A Twitter Colloquium

I called some writing colleagues to join me for a colloquium -- a small, informal presentation of our recent thoughts on self-publishing. Joe Mahoney joined me, as did Celu Amberstone. We've each sent a thread of tweets on Twitter on this topic, and we'll be conversing over April 30 and May 1.

There are probably nearly as many reasons for self-publishing as there are people doing it. There are a couple of reasons that I have a self-publishing project going in Doublejoy Books. One reason is that with the closing of some publishers, the rights for some of my earlier books have returned to me. I'd like to keep those titles in print, so I've released new editions of them through Doublejoy Books.
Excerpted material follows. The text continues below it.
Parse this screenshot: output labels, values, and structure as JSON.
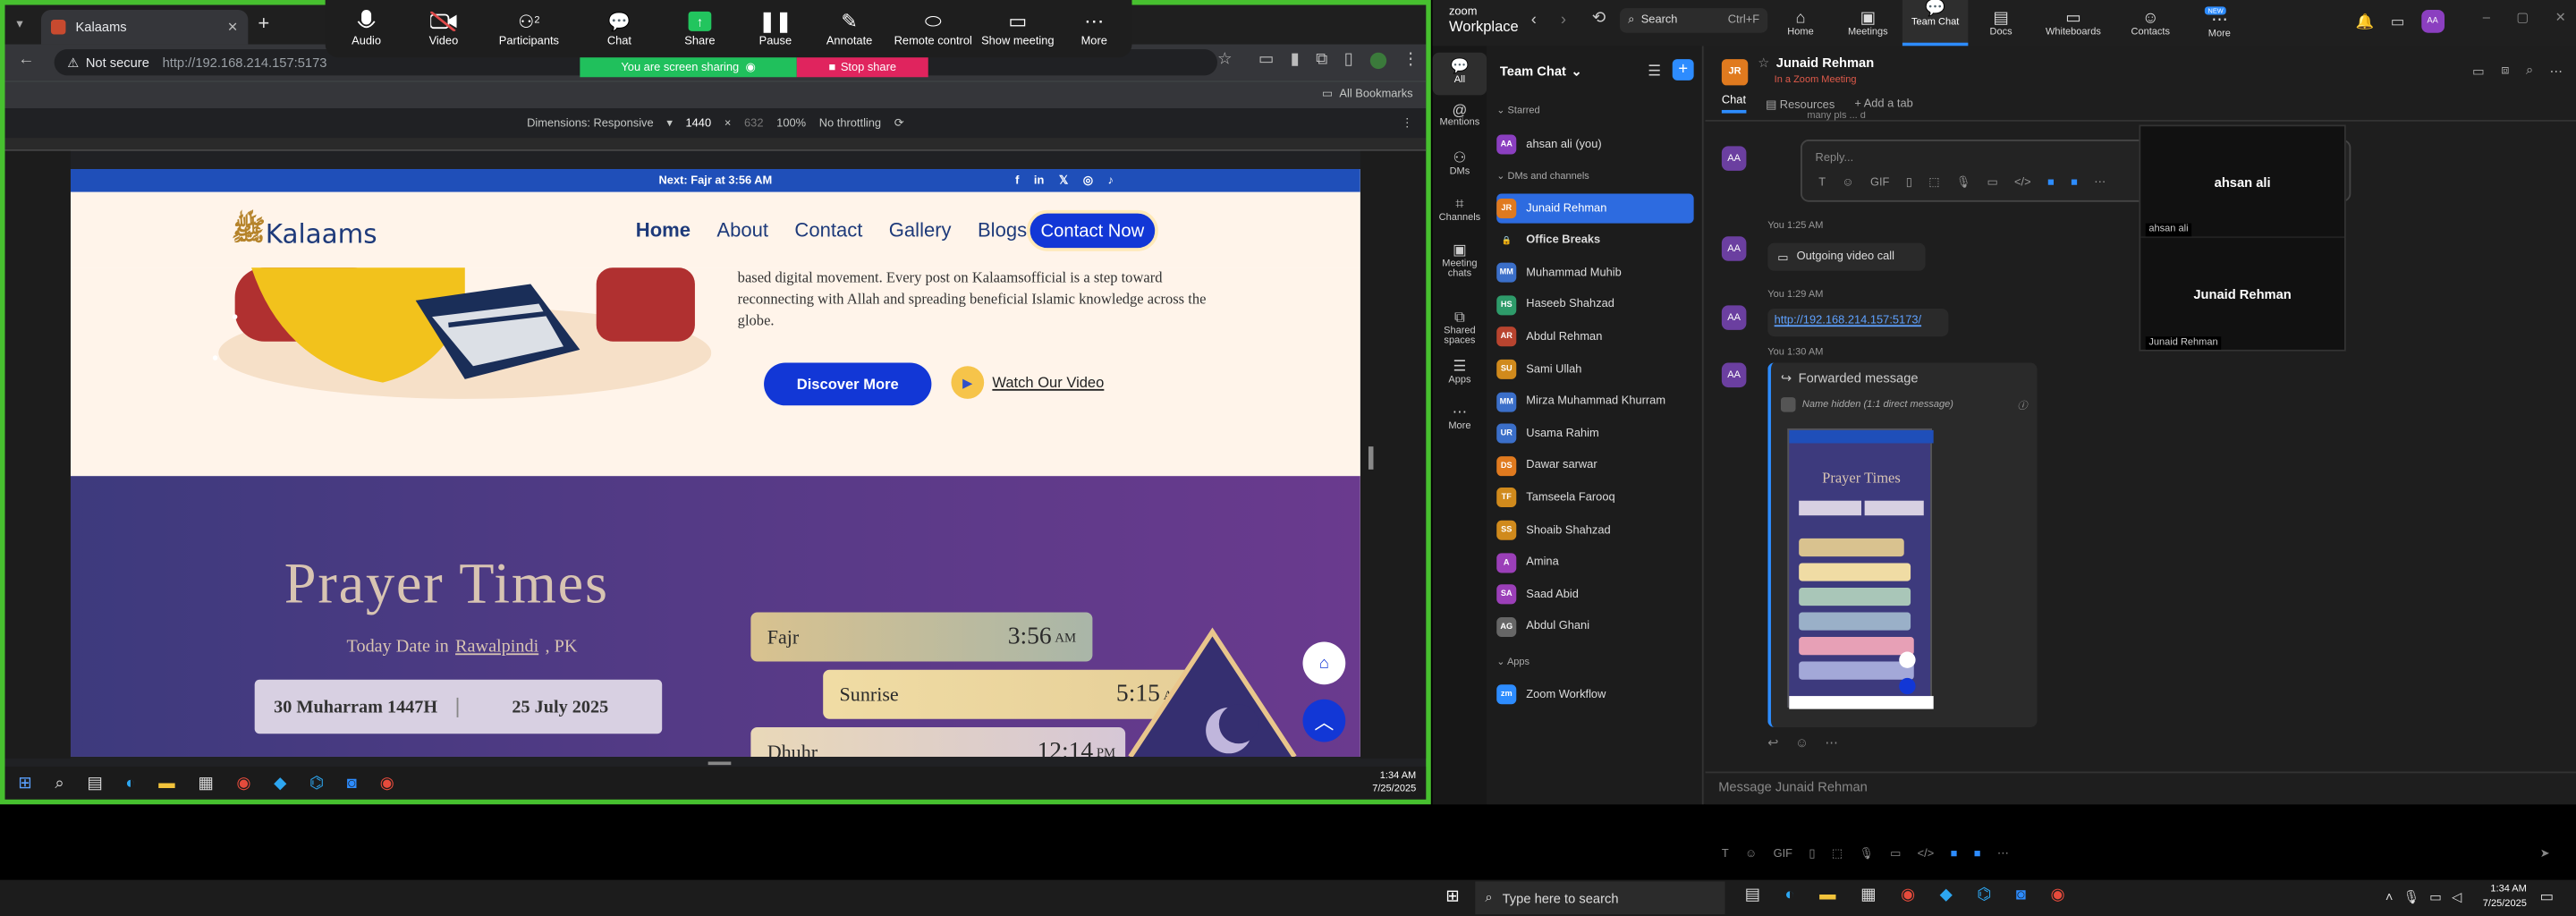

Another reason I self-publish is because the technology of publishing and distribution is no longer hard to access. Publishing technology has been nearly affordable since the invention of the mimeograph and similar ink/stencil copiers. Sure, you can make newsletters and fanzines with a Gestetner spirit duplicator or a hectograph, and posters with a good silkscreen. And I've done so, for years. 

But books? and books that anyone could access through a bookstore or library, as well as order online? That was hard to do on a small scale, and cost enough in time and money and knowledge that few people could do it. Working on that small scale taught me the meaning of the word "affordable" by my standard. "Affordable publishing" to me means "comparable to the cost of a meal." How much does a book cost to publish -- to lay it out, print it or prepare it as an ebook? Do I have the necessary money? Can I spend the time? Can I learn how? Who will help me, for love or money? 

It's easier to ask "How much does a book cost a customer to buy?" There are formulas for recovering expenses of production and distribution, to calculate the sale price of a book. But Cory Doctorow and other writers have taught me that when possible, many books could be given, simply given to readers. Giving books for review makes good sense even to big publishing companies. But giving some ebooks directly to readers makes sense to Cory, and during his career he's made each of his new books available for free to readers. As he says, most people who don't buy my books never heard of me. For Cory, and his publisher, the project has paid off. He's kept track, and for every two downloads of a book, there is usually a letter or email of thanks and a customer who purchased one or two copies. Any writer would like those numbers!

It works so well for Cory because of marketing. Technology of publishing has become more accessible for small press and independent publishers. A person can use computers at a public library, and an online publishing platform, and it will cost less in dollars than the price of a meal to make ebooks, audiobooks, and print books available wherever books are sold. But marketing helps people know what is available, and marketing takes many things: time, skill, money and more.